Records from a dataset
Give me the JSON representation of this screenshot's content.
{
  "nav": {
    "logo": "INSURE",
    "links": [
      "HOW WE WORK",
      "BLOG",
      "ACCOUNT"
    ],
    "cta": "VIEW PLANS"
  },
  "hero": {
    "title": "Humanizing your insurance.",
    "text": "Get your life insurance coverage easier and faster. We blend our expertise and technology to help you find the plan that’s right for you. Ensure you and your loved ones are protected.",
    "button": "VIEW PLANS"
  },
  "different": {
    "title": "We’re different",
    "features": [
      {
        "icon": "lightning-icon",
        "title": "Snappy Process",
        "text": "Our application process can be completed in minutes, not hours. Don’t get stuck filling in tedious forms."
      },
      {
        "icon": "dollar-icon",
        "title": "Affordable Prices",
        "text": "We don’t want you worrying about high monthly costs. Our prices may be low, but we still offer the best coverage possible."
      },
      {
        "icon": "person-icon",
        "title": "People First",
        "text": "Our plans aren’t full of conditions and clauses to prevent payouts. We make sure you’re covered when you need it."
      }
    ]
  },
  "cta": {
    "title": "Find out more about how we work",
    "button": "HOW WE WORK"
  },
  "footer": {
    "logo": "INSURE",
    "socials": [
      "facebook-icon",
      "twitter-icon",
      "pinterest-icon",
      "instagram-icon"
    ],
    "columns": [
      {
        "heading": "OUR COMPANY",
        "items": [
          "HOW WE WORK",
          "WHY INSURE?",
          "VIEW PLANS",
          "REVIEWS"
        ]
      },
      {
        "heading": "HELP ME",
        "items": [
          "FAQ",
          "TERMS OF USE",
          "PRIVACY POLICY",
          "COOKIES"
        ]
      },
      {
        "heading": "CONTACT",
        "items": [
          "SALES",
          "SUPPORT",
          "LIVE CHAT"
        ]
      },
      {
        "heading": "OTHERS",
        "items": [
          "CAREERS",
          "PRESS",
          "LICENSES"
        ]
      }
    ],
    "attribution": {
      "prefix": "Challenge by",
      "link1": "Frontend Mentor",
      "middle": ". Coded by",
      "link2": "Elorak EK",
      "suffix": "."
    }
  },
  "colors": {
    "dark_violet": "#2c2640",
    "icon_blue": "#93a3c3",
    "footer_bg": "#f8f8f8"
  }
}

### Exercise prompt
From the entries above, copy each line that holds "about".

### Output of the exercise
        "text": "We don’t want you worrying about high monthly costs. Our prices may be low, but we still offer the best coverage possible."
    "title": "Find out more about how we work",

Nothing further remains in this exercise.